◆ **The task**
Copy, from the material below, each line that contains the word "image".

◆ **Source material**
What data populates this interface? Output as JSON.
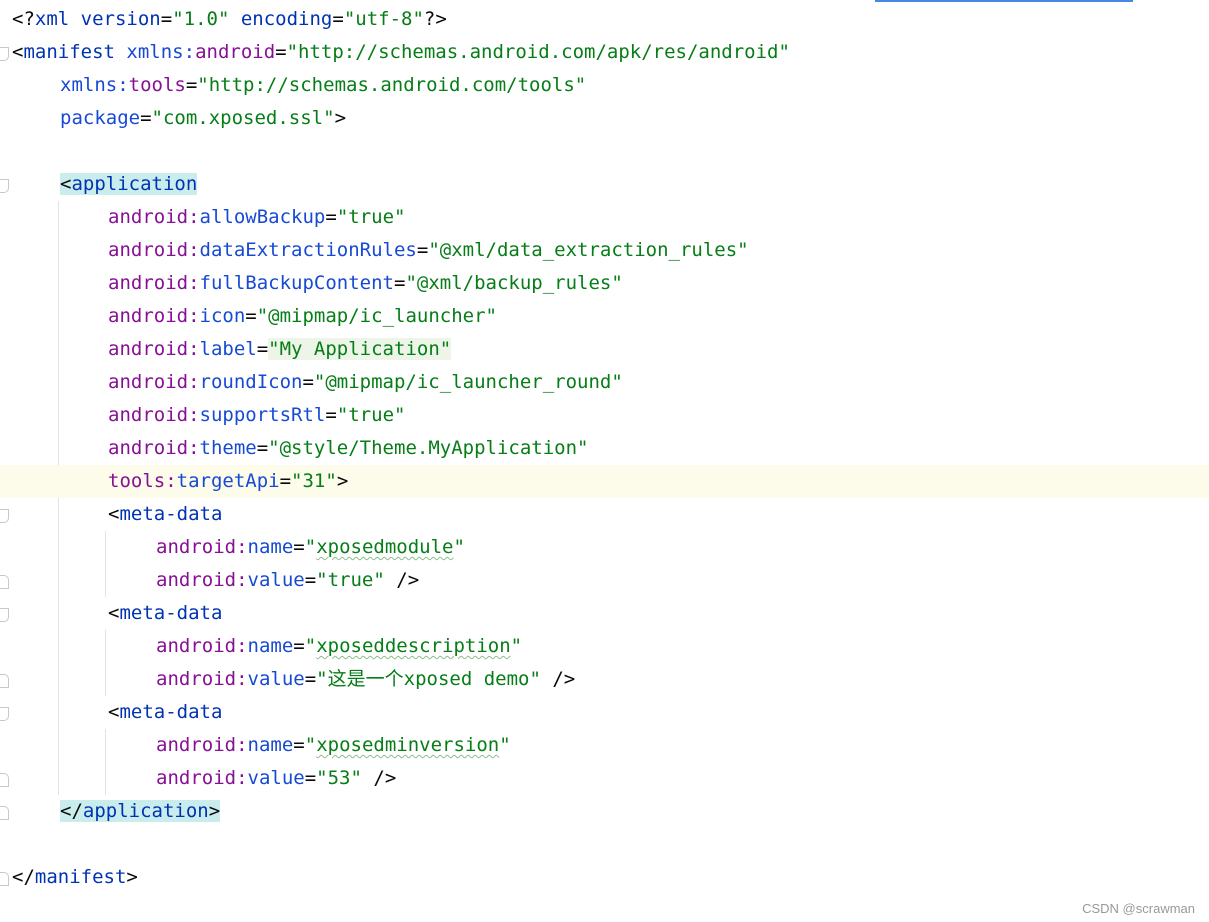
{
  "file": {
    "lines": [
      {
        "tokens": [
          {
            "t": "<?",
            "c": "punc"
          },
          {
            "t": "xml version",
            "c": "tag"
          },
          {
            "t": "=",
            "c": "punc"
          },
          {
            "t": "\"1.0\"",
            "c": "val"
          },
          {
            "t": " ",
            "c": "punc"
          },
          {
            "t": "encoding",
            "c": "tag"
          },
          {
            "t": "=",
            "c": "punc"
          },
          {
            "t": "\"utf-8\"",
            "c": "val"
          },
          {
            "t": "?>",
            "c": "punc"
          }
        ]
      },
      {
        "tokens": [
          {
            "t": "<",
            "c": "punc"
          },
          {
            "t": "manifest",
            "c": "tag"
          },
          {
            "t": " ",
            "c": "punc"
          },
          {
            "t": "xmlns:",
            "c": "attr"
          },
          {
            "t": "android",
            "c": "attr-ns"
          },
          {
            "t": "=",
            "c": "punc"
          },
          {
            "t": "\"http://schemas.android.com/apk/res/android\"",
            "c": "val"
          }
        ]
      },
      {
        "tokens": [
          {
            "t": "xmlns:",
            "c": "attr"
          },
          {
            "t": "tools",
            "c": "attr-ns"
          },
          {
            "t": "=",
            "c": "punc"
          },
          {
            "t": "\"http://schemas.android.com/tools\"",
            "c": "val"
          }
        ]
      },
      {
        "tokens": [
          {
            "t": "package",
            "c": "attr"
          },
          {
            "t": "=",
            "c": "punc"
          },
          {
            "t": "\"com.xposed.ssl\"",
            "c": "val"
          },
          {
            "t": ">",
            "c": "punc"
          }
        ]
      },
      {
        "tokens": []
      },
      {
        "tokens": [
          {
            "t": "<",
            "c": "punc",
            "hl": "tag"
          },
          {
            "t": "application",
            "c": "tag",
            "hl": "tag"
          }
        ]
      },
      {
        "tokens": [
          {
            "t": "android:",
            "c": "attr-ns"
          },
          {
            "t": "allowBackup",
            "c": "attr"
          },
          {
            "t": "=",
            "c": "punc"
          },
          {
            "t": "\"true\"",
            "c": "val"
          }
        ]
      },
      {
        "tokens": [
          {
            "t": "android:",
            "c": "attr-ns"
          },
          {
            "t": "dataExtractionRules",
            "c": "attr"
          },
          {
            "t": "=",
            "c": "punc"
          },
          {
            "t": "\"@xml/data_extraction_rules\"",
            "c": "val"
          }
        ]
      },
      {
        "tokens": [
          {
            "t": "android:",
            "c": "attr-ns"
          },
          {
            "t": "fullBackupContent",
            "c": "attr"
          },
          {
            "t": "=",
            "c": "punc"
          },
          {
            "t": "\"@xml/backup_rules\"",
            "c": "val"
          }
        ]
      },
      {
        "tokens": [
          {
            "t": "android:",
            "c": "attr-ns"
          },
          {
            "t": "icon",
            "c": "attr"
          },
          {
            "t": "=",
            "c": "punc"
          },
          {
            "t": "\"@mipmap/ic_launcher\"",
            "c": "val"
          }
        ]
      },
      {
        "tokens": [
          {
            "t": "android:",
            "c": "attr-ns"
          },
          {
            "t": "label",
            "c": "attr"
          },
          {
            "t": "=",
            "c": "punc"
          },
          {
            "t": "\"My Application\"",
            "c": "val",
            "hl": "val"
          }
        ]
      },
      {
        "tokens": [
          {
            "t": "android:",
            "c": "attr-ns"
          },
          {
            "t": "roundIcon",
            "c": "attr"
          },
          {
            "t": "=",
            "c": "punc"
          },
          {
            "t": "\"@mipmap/ic_launcher_round\"",
            "c": "val"
          }
        ]
      },
      {
        "tokens": [
          {
            "t": "android:",
            "c": "attr-ns"
          },
          {
            "t": "supportsRtl",
            "c": "attr"
          },
          {
            "t": "=",
            "c": "punc"
          },
          {
            "t": "\"true\"",
            "c": "val"
          }
        ]
      },
      {
        "tokens": [
          {
            "t": "android:",
            "c": "attr-ns"
          },
          {
            "t": "theme",
            "c": "attr"
          },
          {
            "t": "=",
            "c": "punc"
          },
          {
            "t": "\"@style/Theme.MyApplication\"",
            "c": "val"
          }
        ]
      },
      {
        "tokens": [
          {
            "t": "tools:",
            "c": "attr-ns"
          },
          {
            "t": "targetApi",
            "c": "attr"
          },
          {
            "t": "=",
            "c": "punc"
          },
          {
            "t": "\"31\"",
            "c": "val"
          },
          {
            "t": ">",
            "c": "punc"
          }
        ],
        "current": true
      },
      {
        "tokens": [
          {
            "t": "<",
            "c": "punc"
          },
          {
            "t": "meta-data",
            "c": "tag"
          }
        ]
      },
      {
        "tokens": [
          {
            "t": "android:",
            "c": "attr-ns"
          },
          {
            "t": "name",
            "c": "attr"
          },
          {
            "t": "=",
            "c": "punc"
          },
          {
            "t": "\"",
            "c": "val"
          },
          {
            "t": "xposedmodule",
            "c": "val",
            "typo": true
          },
          {
            "t": "\"",
            "c": "val"
          }
        ]
      },
      {
        "tokens": [
          {
            "t": "android:",
            "c": "attr-ns"
          },
          {
            "t": "value",
            "c": "attr"
          },
          {
            "t": "=",
            "c": "punc"
          },
          {
            "t": "\"true\"",
            "c": "val"
          },
          {
            "t": " />",
            "c": "punc"
          }
        ]
      },
      {
        "tokens": [
          {
            "t": "<",
            "c": "punc"
          },
          {
            "t": "meta-data",
            "c": "tag"
          }
        ]
      },
      {
        "tokens": [
          {
            "t": "android:",
            "c": "attr-ns"
          },
          {
            "t": "name",
            "c": "attr"
          },
          {
            "t": "=",
            "c": "punc"
          },
          {
            "t": "\"",
            "c": "val"
          },
          {
            "t": "xposeddescription",
            "c": "val",
            "typo": true
          },
          {
            "t": "\"",
            "c": "val"
          }
        ]
      },
      {
        "tokens": [
          {
            "t": "android:",
            "c": "attr-ns"
          },
          {
            "t": "value",
            "c": "attr"
          },
          {
            "t": "=",
            "c": "punc"
          },
          {
            "t": "\"",
            "c": "val"
          },
          {
            "t": "这是一个",
            "c": "val",
            "cjk": true
          },
          {
            "t": "xposed demo\"",
            "c": "val"
          },
          {
            "t": " />",
            "c": "punc"
          }
        ]
      },
      {
        "tokens": [
          {
            "t": "<",
            "c": "punc"
          },
          {
            "t": "meta-data",
            "c": "tag"
          }
        ]
      },
      {
        "tokens": [
          {
            "t": "android:",
            "c": "attr-ns"
          },
          {
            "t": "name",
            "c": "attr"
          },
          {
            "t": "=",
            "c": "punc"
          },
          {
            "t": "\"",
            "c": "val"
          },
          {
            "t": "xposedminversion",
            "c": "val",
            "typo": true
          },
          {
            "t": "\"",
            "c": "val"
          }
        ]
      },
      {
        "tokens": [
          {
            "t": "android:",
            "c": "attr-ns"
          },
          {
            "t": "value",
            "c": "attr"
          },
          {
            "t": "=",
            "c": "punc"
          },
          {
            "t": "\"53\"",
            "c": "val"
          },
          {
            "t": " />",
            "c": "punc"
          }
        ]
      },
      {
        "tokens": [
          {
            "t": "</",
            "c": "punc",
            "hl": "tag"
          },
          {
            "t": "application",
            "c": "tag",
            "hl": "tag"
          },
          {
            "t": ">",
            "c": "punc",
            "hl": "tag"
          }
        ]
      },
      {
        "tokens": []
      },
      {
        "tokens": [
          {
            "t": "</",
            "c": "punc"
          },
          {
            "t": "manifest",
            "c": "tag"
          },
          {
            "t": ">",
            "c": "punc"
          }
        ]
      }
    ]
  },
  "watermark": "CSDN @scrawman",
  "colors": {
    "tag": "#0033b3",
    "attr": "#174ad4",
    "attr_ns": "#871094",
    "value": "#067d17",
    "current_line": "#fdfbea",
    "tag_highlight": "#c9ecec"
  }
}
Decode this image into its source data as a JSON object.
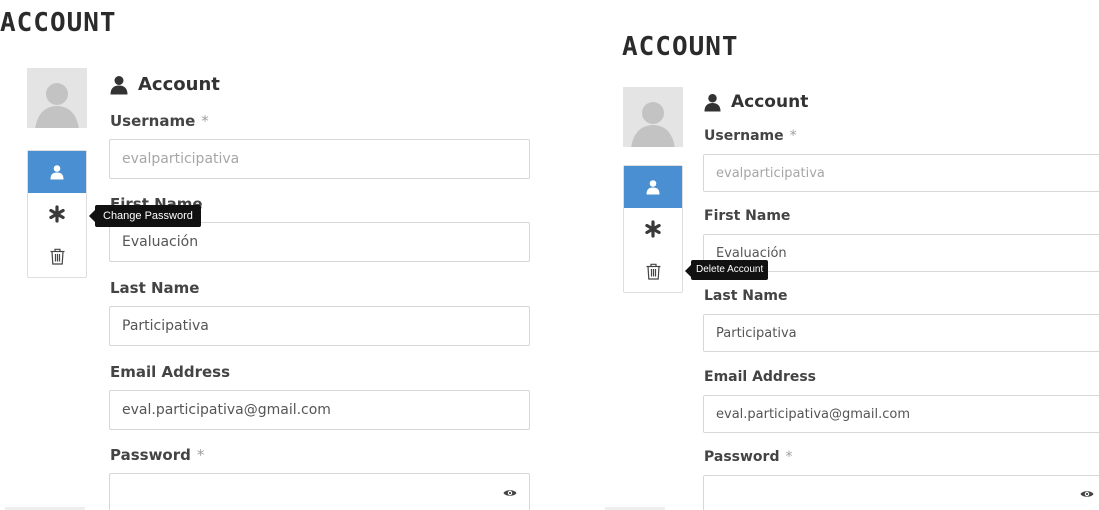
{
  "left": {
    "page_title": "ACCOUNT",
    "section_title": "Account",
    "tooltip": "Change Password",
    "fields": {
      "username": {
        "label": "Username",
        "required": "*",
        "value": "evalparticipativa"
      },
      "first_name": {
        "label": "First Name",
        "value": "Evaluación"
      },
      "last_name": {
        "label": "Last Name",
        "value": "Participativa"
      },
      "email": {
        "label": "Email Address",
        "value": "eval.participativa@gmail.com"
      },
      "password": {
        "label": "Password",
        "required": "*",
        "value": ""
      }
    }
  },
  "right": {
    "page_title": "ACCOUNT",
    "section_title": "Account",
    "tooltip": "Delete Account",
    "fields": {
      "username": {
        "label": "Username",
        "required": "*",
        "value": "evalparticipativa"
      },
      "first_name": {
        "label": "First Name",
        "value": "Evaluación"
      },
      "last_name": {
        "label": "Last Name",
        "value": "Participativa"
      },
      "email": {
        "label": "Email Address",
        "value": "eval.participativa@gmail.com"
      },
      "password": {
        "label": "Password",
        "required": "*",
        "value": ""
      }
    }
  },
  "side_nav_icons": [
    "user-icon",
    "asterisk-icon",
    "trash-icon"
  ],
  "colors": {
    "nav_active": "#4a8fd1",
    "tooltip_bg": "#111111",
    "input_border": "#d7d7d7",
    "title": "#2b2b2b"
  }
}
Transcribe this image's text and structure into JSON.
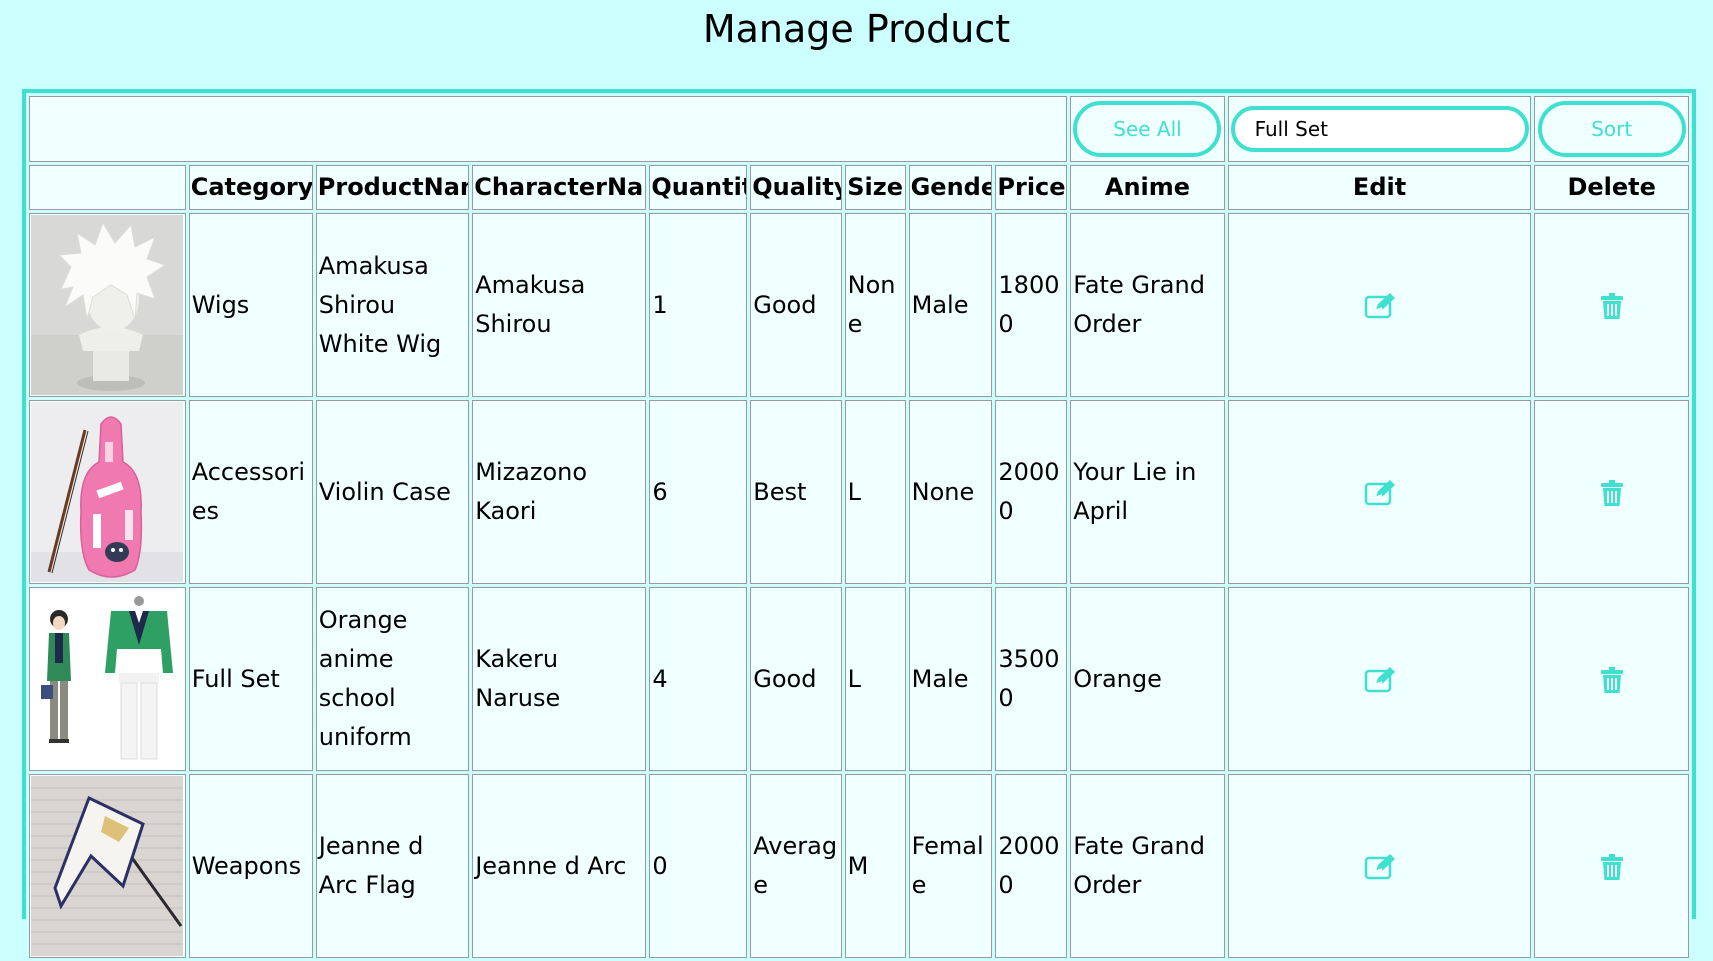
{
  "page": {
    "title": "Manage Product"
  },
  "toolbar": {
    "see_all_label": "See All",
    "search_value": "Full Set",
    "sort_label": "Sort"
  },
  "columns": [
    "",
    "Category",
    "ProductName",
    "CharacterName",
    "Quantity",
    "Quality",
    "Size",
    "Gender",
    "Price",
    "Anime",
    "Edit",
    "Delete"
  ],
  "rows": [
    {
      "image": "white-wig-on-mannequin",
      "category": "Wigs",
      "product_name": "Amakusa Shirou White Wig",
      "character_name": "Amakusa Shirou",
      "quantity": "1",
      "quality": "Good",
      "size": "None",
      "gender": "Male",
      "price": "18000",
      "anime": "Fate Grand Order"
    },
    {
      "image": "pink-violin-case",
      "category": "Accessories",
      "product_name": "Violin Case",
      "character_name": "Mizazono Kaori",
      "quantity": "6",
      "quality": "Best",
      "size": "L",
      "gender": "None",
      "price": "20000",
      "anime": "Your Lie in April"
    },
    {
      "image": "green-school-uniform",
      "category": "Full Set",
      "product_name": "Orange anime school uniform",
      "character_name": "Kakeru Naruse",
      "quantity": "4",
      "quality": "Good",
      "size": "L",
      "gender": "Male",
      "price": "35000",
      "anime": "Orange"
    },
    {
      "image": "jeanne-flag-on-brick-wall",
      "category": "Weapons",
      "product_name": "Jeanne d Arc Flag",
      "character_name": "Jeanne d Arc",
      "quantity": "0",
      "quality": "Average",
      "size": "M",
      "gender": "Female",
      "price": "20000",
      "anime": "Fate Grand Order"
    }
  ],
  "icons": {
    "edit": "edit-icon",
    "delete": "trash-icon"
  },
  "colors": {
    "background": "#ccffff",
    "accent": "#40e0d0",
    "cell_background": "#f0ffff"
  }
}
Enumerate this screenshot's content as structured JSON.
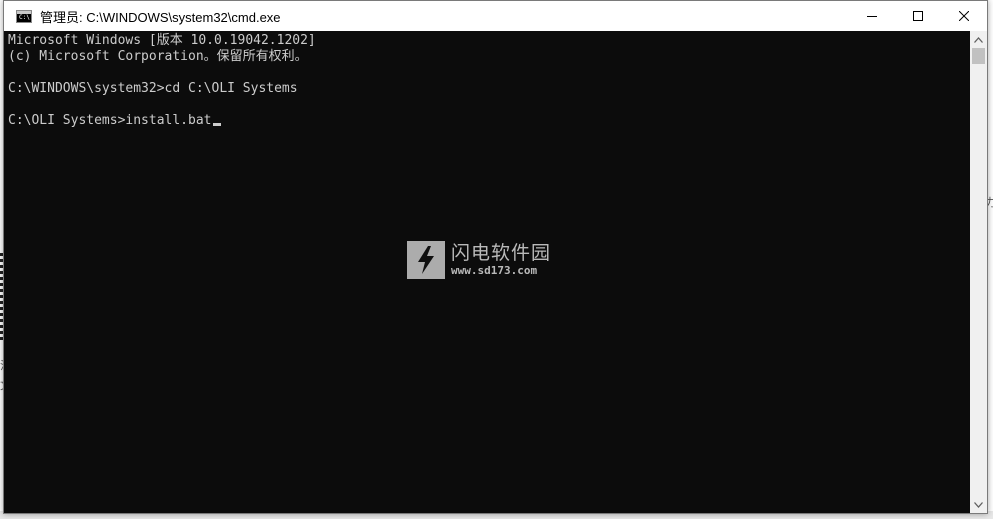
{
  "window": {
    "title": "管理员: C:\\WINDOWS\\system32\\cmd.exe",
    "icon_label": "C:\\",
    "controls": [
      "minimize-icon",
      "maximize-icon",
      "close-icon"
    ]
  },
  "console": {
    "lines": [
      "Microsoft Windows [版本 10.0.19042.1202]",
      "(c) Microsoft Corporation。保留所有权利。",
      "",
      "C:\\WINDOWS\\system32>cd C:\\OLI Systems",
      "",
      "C:\\OLI Systems>install.bat"
    ]
  },
  "watermark": {
    "name": "闪电软件园",
    "url": "www.sd173.com"
  },
  "background": {
    "left_glyphs": [
      "況",
      "文"
    ],
    "right_glyph": "力"
  },
  "colors": {
    "console_bg": "#0c0c0c",
    "console_fg": "#cccccc",
    "titlebar_bg": "#ffffff"
  }
}
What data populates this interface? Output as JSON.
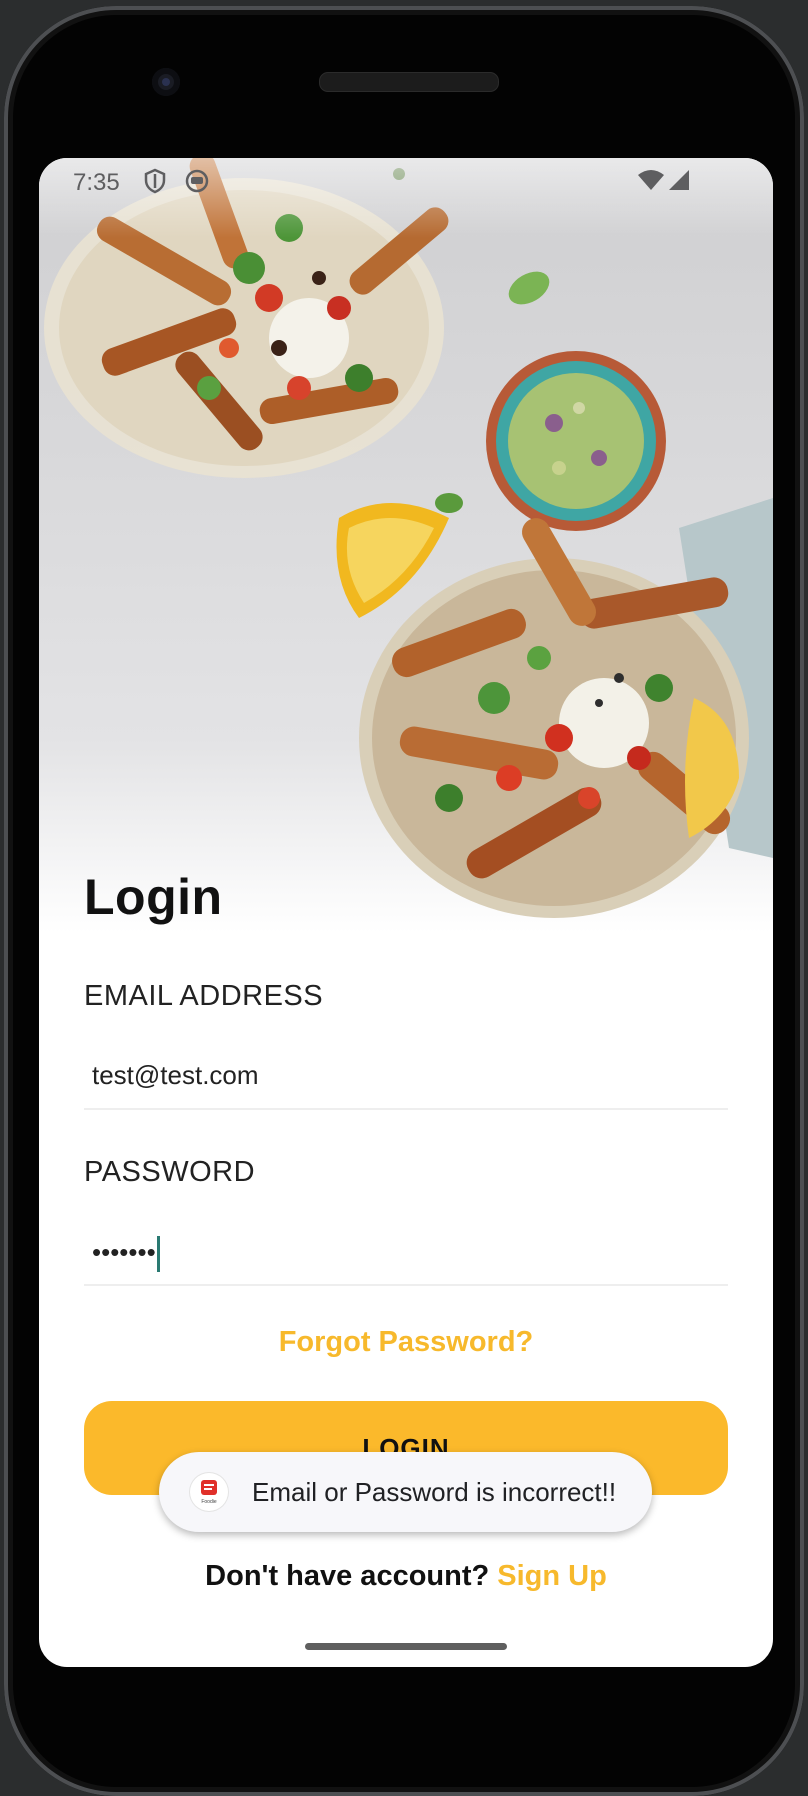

◆ **Solution for this task**
Decode this image into its source data as a JSON object.
Transcribe this image's text and structure into JSON.
      "image": "white-wig-on-mannequin",
      "image": "pink-violin-case",
      "image": "green-school-uniform",
      "image": "jeanne-flag-on-brick-wall",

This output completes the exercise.